“However, for some reason it seems to me now that I have a special role, because I still feel the confidence of society in me. This may be a false sense, but I will see it in the elections. Now I am driven by the sense of obligation towards my society, but if I see in the elections that people no longer believe in me, I will go away.

“I can assure you that if I am supported by less than half of the voters, I will return to the life that I wanted," said Ivanishvili. (IPN)

Femicide bill rejected by Georgian parliament’s human rights committee

The human rights committee in Parliament on Monday rejected a proposal by two MPs from the majority faction to make femicide a crime.

It would have taken seven votes for the committee to approve the draft. Only three voted for it; two from the Georgian Dream party and one from the Republican Party.

No-one voted against the bill, but during the discussion, majority MPs Soso Manjavidze, Dimitri Lortkpanidze and Gedevan Popkhadze did not support it.

Clergy from the Georgian Orthodox Church attended Monday’s session and strongly criticized the proposal.

The bill was introduced by MPs Tamar Kordzaia (pictured) and Tamar Khidasheli and is an amendment to the Criminal Code. It would define femicide as a premeditated murder of a woman based on her gender and set punishment for femicide as a particularly severe crime.

The bill also proposes to define it as aggravating circumstances if the crimes seriously or lightly injuring, beating, forcing or threatening are based on gender.

The bill’s explanatory note explains that in 2015, there were launched 26 investigations for murder or attempted murder of women. Two women died as a result of domestic violence. In 2014, 33 women were murdered. (df WATCH)

Defense Minister Visits Afghanistan

Defence Minister Tina Khidasheli is visiting Georgian troops serving in Afghanistan as part of the NATO-led Resolute Support mission.

During the visit, which is her third one in Afghanistan since becoming Defence Minister in May 2015, she met deputy commander of the Resolute Support Mission Lt. Gen. Sandy Storrie, as well as the acting defence minister of Afghanistan.

On Sunday she participated in a ceremony to dedicate Georgian fallen soldiers’ memorial at the Resolute Support mission headquarters in Kabul.

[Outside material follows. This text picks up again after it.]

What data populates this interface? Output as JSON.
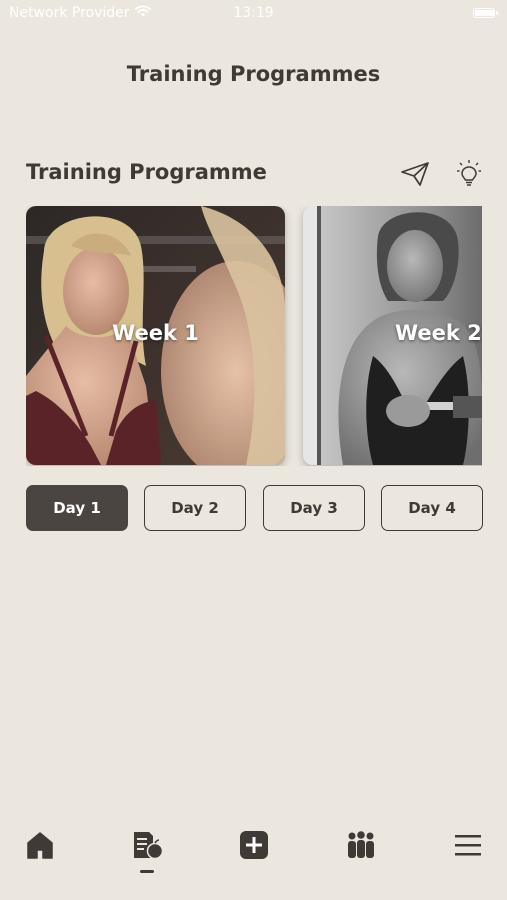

The memorial bears the names of the 31 Georgian soldiers who died while serving in the NATO-led mission in Afghanistan. The most recent fatality occurred in September 2015.

With 861 soldiers Georgia was the third largest troop contributor to the NATO-led mission in Afghanistan after the United States (6,954 troops) and Germany (980 troops) as of end-May.

The Georgian troops, whose duties focus on security and rapid reaction force, are deployed in Kabul, at Bagram Airbase, and Camp Marmal in Mazar-i-Sharif. (

Parliament chair: None of the trials are related to visa-liberalisation

As per the Chairman of the Georgian Parliament, the visa liberalization issue is not related to any trials - including the "Rustavi 2" case - ongoing in Georgia.

"All of our partners tell us that Georgia has fulfilled all the conditions of the visa liberalization. Tomorrow, if the issue of the visa liberalization is resolved positively, the day after tomorrow there will be the issues and topics in Georgia - political freedoms, democratic institutions, human rights - that our European colleagues will be interested in. This is a constant process, but it is not related to the visa liberalization issue,” Davit Usupashvili said. (